With wildlife shots clearly not happening, I focussed purely on landscapes. For these tests, I made use of my tripod and was able to force the ISO to a nice low value. In most cases I set it at 50-100. The only exception was when I shot in manual mode, in which case I set the shutter speed & aperture but trusted the camera to set ISO itself. After yesterday’s tests, I’m not going to argue with its choice of ISO!
The dull weather was seemingly not the best for landscape photography. While the light was fairly even, the sky was incredibly dull most of the time, providing a completely flat backdrop with minimal interest.
I took a few test shots here and there but wasn’t really feeling it until I saw a lone tree sitting on a small island in the lake. I seem to have a bit of an obsession with lone trees!
Lone Tree FTW
Shooting in today’s light was difficult. The ground, trees and even grass were often super dark, whereas the sky was a flat but bright grey. Usually on my 70D a single exposure would have blown highlights or shadows and I’d end up bracketing the image to merge in post. That’s all a lot of faff and results in a lot of images bloating my laptop.
Oh how the Sony is different!

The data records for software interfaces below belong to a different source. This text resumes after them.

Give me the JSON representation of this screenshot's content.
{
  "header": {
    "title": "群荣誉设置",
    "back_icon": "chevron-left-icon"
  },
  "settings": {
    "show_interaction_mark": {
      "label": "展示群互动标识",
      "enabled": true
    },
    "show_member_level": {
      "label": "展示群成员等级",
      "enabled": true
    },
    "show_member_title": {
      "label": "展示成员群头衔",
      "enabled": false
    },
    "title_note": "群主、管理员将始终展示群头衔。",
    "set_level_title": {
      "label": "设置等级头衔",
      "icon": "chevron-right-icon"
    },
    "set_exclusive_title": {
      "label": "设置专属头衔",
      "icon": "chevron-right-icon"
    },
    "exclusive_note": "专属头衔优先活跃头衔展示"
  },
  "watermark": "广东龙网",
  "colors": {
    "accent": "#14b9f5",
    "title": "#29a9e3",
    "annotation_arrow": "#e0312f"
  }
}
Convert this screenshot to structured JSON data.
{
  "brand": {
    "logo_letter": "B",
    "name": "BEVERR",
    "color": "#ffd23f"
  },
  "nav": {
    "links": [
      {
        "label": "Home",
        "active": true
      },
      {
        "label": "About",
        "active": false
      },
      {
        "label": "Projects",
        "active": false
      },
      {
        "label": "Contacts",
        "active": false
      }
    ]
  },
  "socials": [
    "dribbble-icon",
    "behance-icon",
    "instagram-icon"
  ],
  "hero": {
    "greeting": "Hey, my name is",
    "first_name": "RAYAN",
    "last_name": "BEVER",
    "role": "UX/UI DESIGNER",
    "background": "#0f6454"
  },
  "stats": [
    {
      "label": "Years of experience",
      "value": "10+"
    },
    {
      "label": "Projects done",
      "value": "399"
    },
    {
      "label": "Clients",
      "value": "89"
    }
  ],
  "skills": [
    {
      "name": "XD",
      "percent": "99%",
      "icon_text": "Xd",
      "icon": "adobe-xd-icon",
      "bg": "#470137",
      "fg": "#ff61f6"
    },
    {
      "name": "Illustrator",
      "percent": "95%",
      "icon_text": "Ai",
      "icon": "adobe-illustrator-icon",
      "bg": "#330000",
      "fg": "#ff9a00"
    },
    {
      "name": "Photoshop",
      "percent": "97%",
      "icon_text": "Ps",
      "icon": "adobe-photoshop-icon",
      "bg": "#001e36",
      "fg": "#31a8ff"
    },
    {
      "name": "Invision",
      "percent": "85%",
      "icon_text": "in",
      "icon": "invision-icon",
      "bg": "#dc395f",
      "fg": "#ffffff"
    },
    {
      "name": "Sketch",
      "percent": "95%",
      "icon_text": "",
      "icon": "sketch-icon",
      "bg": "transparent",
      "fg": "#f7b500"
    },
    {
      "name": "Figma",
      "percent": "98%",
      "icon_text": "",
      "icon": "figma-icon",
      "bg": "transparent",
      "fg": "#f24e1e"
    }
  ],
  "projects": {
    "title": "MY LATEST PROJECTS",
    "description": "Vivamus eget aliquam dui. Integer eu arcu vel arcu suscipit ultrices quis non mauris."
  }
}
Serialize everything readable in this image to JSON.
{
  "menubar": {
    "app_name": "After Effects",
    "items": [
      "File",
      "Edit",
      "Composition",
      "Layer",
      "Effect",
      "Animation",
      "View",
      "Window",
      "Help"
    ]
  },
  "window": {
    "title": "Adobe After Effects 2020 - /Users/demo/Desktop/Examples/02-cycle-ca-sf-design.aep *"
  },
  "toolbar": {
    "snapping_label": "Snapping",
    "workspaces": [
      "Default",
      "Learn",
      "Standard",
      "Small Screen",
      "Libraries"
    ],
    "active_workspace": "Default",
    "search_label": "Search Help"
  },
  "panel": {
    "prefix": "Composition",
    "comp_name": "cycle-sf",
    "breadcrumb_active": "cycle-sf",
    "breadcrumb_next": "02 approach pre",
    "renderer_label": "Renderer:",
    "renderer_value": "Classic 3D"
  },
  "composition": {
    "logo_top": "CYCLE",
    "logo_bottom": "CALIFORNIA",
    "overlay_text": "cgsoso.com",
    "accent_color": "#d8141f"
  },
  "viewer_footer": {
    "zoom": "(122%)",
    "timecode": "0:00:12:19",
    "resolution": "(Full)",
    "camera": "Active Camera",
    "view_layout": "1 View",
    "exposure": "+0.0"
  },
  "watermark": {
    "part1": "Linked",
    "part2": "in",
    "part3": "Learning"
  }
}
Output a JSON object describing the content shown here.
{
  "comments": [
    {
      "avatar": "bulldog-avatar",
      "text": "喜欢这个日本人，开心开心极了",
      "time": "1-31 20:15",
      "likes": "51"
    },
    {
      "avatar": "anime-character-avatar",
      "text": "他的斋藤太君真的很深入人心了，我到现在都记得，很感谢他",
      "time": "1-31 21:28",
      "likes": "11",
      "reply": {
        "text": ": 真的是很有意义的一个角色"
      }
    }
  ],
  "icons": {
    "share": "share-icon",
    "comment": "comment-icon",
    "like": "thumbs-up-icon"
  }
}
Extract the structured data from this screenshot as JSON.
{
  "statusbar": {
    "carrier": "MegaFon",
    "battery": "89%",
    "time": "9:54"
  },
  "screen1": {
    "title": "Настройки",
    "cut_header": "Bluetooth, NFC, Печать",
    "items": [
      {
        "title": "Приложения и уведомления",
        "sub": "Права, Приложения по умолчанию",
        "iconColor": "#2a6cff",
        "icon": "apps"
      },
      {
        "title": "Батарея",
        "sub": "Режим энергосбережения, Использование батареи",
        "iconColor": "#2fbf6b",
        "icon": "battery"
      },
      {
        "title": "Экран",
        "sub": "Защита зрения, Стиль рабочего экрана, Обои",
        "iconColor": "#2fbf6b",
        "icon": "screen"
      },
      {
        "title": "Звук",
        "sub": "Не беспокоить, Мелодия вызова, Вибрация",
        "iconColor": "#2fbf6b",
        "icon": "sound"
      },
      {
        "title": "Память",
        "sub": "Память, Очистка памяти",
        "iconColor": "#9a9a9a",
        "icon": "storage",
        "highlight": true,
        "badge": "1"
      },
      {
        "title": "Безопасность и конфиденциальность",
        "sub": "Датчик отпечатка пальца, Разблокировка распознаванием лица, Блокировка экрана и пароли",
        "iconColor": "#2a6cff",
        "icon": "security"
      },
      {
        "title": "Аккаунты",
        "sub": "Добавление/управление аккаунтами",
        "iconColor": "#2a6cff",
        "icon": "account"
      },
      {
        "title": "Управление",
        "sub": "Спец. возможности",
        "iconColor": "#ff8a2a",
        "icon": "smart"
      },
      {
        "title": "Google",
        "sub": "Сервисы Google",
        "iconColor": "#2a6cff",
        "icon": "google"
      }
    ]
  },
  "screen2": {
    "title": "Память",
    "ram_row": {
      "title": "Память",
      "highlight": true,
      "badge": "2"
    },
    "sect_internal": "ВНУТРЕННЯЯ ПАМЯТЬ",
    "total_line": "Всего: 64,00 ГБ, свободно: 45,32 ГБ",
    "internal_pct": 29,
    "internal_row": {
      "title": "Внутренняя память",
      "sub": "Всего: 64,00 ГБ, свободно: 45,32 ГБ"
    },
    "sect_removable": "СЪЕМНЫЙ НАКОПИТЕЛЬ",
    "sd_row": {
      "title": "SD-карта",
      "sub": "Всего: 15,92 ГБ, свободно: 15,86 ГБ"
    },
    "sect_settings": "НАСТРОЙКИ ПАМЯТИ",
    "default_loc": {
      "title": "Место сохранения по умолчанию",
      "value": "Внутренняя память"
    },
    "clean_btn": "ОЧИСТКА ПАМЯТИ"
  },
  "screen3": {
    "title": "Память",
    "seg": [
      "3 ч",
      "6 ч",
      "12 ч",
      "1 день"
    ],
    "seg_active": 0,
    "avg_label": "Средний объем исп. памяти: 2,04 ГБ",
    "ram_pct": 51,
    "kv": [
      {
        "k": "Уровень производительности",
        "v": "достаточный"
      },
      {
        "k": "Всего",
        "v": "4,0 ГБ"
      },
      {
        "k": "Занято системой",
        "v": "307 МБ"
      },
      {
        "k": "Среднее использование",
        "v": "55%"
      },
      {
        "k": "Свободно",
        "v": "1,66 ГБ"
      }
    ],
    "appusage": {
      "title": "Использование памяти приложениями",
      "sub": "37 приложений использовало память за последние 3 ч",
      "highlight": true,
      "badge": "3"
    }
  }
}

The dynamic range on the A7ii has blown my mind today. I can shoot a scene with dark foreground and super bright grey sky, while not suffering any clipping on the histogram. It’s incredible.
Here’s the unprocessed shot:
See what I mean about the sky & lighting? Super dull right?
Here’s the Lightroom histogram for the unedited shot. Despite the bright sky and dark tree, the A7ii has managed to preserve all the detail with zero clipping at either end of the histogram:
You might be wondering what on earth my plan was, shooting a barren tree on a dull day. Well, my friends, I have a little trick for dealing with these kinds of skies! Give them a play in the photo editing software of your choice and try a high pass filter. It’ll even out the image and that sky will blend in much better. That flat sky can actually become a nice backdrop instead of looking dull.
I allowed myself to go all the way and process my test image today because I was excited to play with it! So, here it is! My first “I’m super happy with this!” edit of an image using my A7ii with the Sony 70-200 f4…
After all the shots I’ve taken this year, I think this might be one of my favourites! If anyone told me I’d say that about a landscape shot on a dull day in this part of Lincolnshire I’d have laughed! The moral of the story is as always: go out and shoot anyway! Don’t be a fair weather photographer, and don’t feel like you have to use a lens for their generic purpose! And don’t overlook your local patch!
Since I’ve spent most of the afternoon working on this shot, I’ve decided to upload it to my Portfolio. I’ve also made this one available for print as I think it’s rather pretty. 🙂
In case it’s not entirely clear: I am COMPLETELY in love with my A7ii. It’s light, has amazing ISO capabilities and I now know its dynamic range is kickass.
Paired with the 70-200mm, the A7ii is great for telephoto landscape shots. I used a tripod for this test, but I genuinely believe that I didn’t need the tripod today. Unless I’m shooting long exposure or golden hour shots, the tripod will probably stay in my bag.
So, what’s next for my tests? I think it’s time to give the Zeiss 16-35 a try! I’ll be back with another review in a couple of days to show you some test shots and share my first impressions.
Again, if anyone has any questions about the camera or either lens, let me know!